I'm not sure I can take that link with much more than a grain of salt. The author, Mike Adams, seems somewhat cooky in many ways. He may well be right but he doesn't cite any of his claims and looking through his list of cartoons he seems very anti-pharma pro-herbal. He comes off very biased.

"see also the US infant mortality rate, which is 2-3x the rest of the developed world."

That's because the US calculates infant mortality in a different way than other countries do. Children considered alive at birth by the United States are considered dead in other countries.

see also the US infant mortality rate, which is 2-3x the rest of the developed world.

That's also because we a diverse country with many different ethnic groups, some of which have lower average birth weights.

By BillBodell (not verified) on 22 Jan 2008 #permalink

wonder what would happen if the driving age were made, say, 18? Or if the US attitude towards speeding were changed? (yea, I know, good luck with that....)

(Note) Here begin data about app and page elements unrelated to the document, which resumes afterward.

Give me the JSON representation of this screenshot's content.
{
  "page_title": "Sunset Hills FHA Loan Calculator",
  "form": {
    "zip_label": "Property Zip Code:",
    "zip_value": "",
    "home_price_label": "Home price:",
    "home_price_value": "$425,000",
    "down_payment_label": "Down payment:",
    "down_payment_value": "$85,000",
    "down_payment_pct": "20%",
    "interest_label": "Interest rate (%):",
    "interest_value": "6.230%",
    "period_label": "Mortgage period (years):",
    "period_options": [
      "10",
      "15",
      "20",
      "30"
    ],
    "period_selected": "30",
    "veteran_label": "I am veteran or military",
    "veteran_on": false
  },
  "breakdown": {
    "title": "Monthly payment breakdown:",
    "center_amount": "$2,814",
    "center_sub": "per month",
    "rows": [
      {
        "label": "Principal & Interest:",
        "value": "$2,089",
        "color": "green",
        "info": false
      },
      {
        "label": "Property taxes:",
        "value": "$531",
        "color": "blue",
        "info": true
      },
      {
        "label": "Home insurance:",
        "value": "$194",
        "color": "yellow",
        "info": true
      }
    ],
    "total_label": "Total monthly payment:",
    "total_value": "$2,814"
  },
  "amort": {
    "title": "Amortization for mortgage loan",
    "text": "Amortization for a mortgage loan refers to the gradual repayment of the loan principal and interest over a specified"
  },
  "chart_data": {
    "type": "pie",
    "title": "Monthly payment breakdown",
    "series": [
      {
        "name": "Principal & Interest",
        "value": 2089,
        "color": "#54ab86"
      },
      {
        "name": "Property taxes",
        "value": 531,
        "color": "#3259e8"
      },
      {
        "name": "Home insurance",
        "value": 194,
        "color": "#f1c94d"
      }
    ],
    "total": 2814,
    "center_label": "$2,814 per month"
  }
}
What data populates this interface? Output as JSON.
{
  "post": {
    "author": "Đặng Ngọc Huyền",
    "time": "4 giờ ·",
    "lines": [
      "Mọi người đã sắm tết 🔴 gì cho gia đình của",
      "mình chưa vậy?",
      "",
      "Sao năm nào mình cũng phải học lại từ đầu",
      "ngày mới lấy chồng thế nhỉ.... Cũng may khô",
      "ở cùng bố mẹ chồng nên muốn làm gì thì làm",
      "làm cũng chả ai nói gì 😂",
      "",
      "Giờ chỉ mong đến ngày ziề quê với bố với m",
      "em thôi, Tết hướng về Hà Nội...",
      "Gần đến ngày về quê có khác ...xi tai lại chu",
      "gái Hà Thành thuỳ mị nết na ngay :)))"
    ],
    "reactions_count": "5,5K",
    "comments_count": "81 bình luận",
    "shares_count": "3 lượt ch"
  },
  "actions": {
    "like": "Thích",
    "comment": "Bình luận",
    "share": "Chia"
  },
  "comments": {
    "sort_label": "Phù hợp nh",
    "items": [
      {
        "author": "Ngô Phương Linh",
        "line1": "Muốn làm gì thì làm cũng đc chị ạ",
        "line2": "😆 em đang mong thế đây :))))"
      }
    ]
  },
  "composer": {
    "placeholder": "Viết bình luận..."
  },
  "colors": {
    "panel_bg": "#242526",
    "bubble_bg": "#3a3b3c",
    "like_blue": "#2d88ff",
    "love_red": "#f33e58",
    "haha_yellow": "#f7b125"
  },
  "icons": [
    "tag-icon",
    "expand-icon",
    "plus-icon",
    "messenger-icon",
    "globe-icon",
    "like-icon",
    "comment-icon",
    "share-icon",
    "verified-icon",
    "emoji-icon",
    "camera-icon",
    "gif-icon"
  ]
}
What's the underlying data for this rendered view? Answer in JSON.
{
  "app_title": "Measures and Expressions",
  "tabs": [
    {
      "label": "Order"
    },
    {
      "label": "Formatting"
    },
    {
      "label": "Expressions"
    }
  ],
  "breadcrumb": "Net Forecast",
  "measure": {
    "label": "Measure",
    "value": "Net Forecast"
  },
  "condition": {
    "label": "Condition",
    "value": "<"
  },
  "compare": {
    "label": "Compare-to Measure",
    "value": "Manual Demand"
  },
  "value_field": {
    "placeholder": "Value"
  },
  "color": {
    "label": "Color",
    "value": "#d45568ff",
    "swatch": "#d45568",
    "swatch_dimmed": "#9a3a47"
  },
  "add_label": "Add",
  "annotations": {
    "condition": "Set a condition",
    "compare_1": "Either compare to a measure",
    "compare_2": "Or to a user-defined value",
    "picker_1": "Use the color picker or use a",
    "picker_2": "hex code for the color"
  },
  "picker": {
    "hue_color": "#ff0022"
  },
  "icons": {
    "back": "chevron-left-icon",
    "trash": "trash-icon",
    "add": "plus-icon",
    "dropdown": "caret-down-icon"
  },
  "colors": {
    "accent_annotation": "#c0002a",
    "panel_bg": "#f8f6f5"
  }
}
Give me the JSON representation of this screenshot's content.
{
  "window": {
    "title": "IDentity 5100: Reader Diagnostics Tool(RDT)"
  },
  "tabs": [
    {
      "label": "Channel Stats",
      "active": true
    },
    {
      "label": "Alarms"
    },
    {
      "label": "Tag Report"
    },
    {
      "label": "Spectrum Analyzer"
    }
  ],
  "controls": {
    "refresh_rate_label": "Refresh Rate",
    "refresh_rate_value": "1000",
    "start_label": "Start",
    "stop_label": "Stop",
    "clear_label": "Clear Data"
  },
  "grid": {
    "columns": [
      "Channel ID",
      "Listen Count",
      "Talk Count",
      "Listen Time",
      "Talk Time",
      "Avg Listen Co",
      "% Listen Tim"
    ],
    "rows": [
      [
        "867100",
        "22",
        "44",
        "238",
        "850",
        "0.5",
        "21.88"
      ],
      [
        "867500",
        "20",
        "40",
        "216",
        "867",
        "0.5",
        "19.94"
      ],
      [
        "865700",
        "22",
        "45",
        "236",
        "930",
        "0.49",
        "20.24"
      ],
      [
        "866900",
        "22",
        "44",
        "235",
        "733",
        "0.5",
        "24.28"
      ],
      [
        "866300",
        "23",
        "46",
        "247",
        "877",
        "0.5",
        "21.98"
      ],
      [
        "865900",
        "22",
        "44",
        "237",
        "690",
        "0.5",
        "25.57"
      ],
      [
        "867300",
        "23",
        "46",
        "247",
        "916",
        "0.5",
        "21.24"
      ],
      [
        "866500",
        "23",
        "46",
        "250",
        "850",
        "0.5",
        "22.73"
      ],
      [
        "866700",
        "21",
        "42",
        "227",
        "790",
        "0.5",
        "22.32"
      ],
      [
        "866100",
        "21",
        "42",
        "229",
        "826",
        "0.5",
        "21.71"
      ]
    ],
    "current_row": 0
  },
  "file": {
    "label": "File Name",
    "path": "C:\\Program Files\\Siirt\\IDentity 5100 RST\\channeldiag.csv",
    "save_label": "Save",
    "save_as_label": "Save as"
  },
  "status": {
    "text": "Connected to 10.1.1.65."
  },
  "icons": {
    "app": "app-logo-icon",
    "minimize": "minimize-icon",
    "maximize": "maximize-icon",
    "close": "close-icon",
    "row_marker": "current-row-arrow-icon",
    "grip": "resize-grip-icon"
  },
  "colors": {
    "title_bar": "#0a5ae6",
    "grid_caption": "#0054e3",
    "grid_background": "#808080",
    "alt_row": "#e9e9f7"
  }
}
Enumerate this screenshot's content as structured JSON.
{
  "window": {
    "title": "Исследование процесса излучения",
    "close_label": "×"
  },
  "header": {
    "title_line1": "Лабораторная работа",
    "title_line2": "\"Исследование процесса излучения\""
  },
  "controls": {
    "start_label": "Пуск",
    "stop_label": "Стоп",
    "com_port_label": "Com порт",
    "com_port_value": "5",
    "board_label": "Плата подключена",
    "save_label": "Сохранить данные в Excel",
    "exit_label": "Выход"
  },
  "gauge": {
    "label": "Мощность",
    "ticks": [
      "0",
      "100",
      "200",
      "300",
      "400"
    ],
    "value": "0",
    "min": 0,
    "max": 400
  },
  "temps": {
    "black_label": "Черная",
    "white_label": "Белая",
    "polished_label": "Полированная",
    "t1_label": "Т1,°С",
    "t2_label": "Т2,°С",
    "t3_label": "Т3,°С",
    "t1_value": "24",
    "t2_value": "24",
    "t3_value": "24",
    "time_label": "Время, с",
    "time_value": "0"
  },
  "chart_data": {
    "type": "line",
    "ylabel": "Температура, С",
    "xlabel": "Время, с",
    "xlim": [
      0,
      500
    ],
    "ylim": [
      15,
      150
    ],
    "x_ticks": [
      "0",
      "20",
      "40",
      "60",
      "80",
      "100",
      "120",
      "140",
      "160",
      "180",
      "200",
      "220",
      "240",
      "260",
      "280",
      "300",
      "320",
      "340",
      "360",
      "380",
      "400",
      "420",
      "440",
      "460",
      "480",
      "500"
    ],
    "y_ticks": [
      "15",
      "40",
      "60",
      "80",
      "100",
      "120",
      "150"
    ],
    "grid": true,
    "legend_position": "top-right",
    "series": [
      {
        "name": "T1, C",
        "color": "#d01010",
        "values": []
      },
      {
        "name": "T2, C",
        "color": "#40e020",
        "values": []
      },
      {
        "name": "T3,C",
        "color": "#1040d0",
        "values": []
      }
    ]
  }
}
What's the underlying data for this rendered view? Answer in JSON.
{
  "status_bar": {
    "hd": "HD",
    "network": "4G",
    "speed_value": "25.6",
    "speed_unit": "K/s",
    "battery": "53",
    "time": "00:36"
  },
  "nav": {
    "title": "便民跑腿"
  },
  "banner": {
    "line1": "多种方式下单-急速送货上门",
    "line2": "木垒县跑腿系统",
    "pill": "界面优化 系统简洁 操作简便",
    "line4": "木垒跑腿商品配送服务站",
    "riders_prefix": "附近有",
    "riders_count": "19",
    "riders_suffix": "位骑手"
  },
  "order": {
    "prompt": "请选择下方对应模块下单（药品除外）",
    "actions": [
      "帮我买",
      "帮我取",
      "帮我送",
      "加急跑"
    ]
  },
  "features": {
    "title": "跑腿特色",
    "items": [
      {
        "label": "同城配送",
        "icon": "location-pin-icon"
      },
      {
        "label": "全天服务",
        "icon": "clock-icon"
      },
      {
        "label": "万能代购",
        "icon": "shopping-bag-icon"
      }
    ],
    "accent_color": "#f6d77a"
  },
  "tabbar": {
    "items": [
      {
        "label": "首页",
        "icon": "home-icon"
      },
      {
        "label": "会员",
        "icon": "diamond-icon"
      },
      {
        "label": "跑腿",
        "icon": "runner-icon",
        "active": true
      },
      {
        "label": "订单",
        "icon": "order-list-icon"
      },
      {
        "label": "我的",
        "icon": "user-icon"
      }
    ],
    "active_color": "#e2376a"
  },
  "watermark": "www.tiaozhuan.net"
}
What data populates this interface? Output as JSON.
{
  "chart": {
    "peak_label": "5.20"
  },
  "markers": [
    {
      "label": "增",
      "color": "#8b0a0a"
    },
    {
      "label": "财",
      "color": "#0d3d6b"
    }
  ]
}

Imagine the lives that would be saved if we outlawed driving altogether!

By BillBodell (not verified) on 22 Jan 2008 #permalink

That's also because we a diverse country with many different ethnic groups, some of which have lower average birth weights.

Dude, whether a baby is born with 4 kg or 3 kg or even 2 doesn't make a difference. That's the kind of span in my own family (all gleaming white, all living in the same country in Europe).

By David MarjanoviÄ, OM (not verified) on 23 Jan 2008 #permalink

That's because the US calculates infant mortality in a different way than other countries do. Children considered alive at birth by the United States are considered dead in other countries.

Are there so many of those?

By David MarjanoviÄ (not verified) on 23 Jan 2008 #permalink

This reminds me of my common comment to Cancer Conspiracy Theorists:

The reason cancer is so much more common now isn't radiation, it isn't pollution, though both of those may contribute.

The reason cancer is so much more common is: PEOPLE LIVE LONG ENOUGH TO DIE OF IT.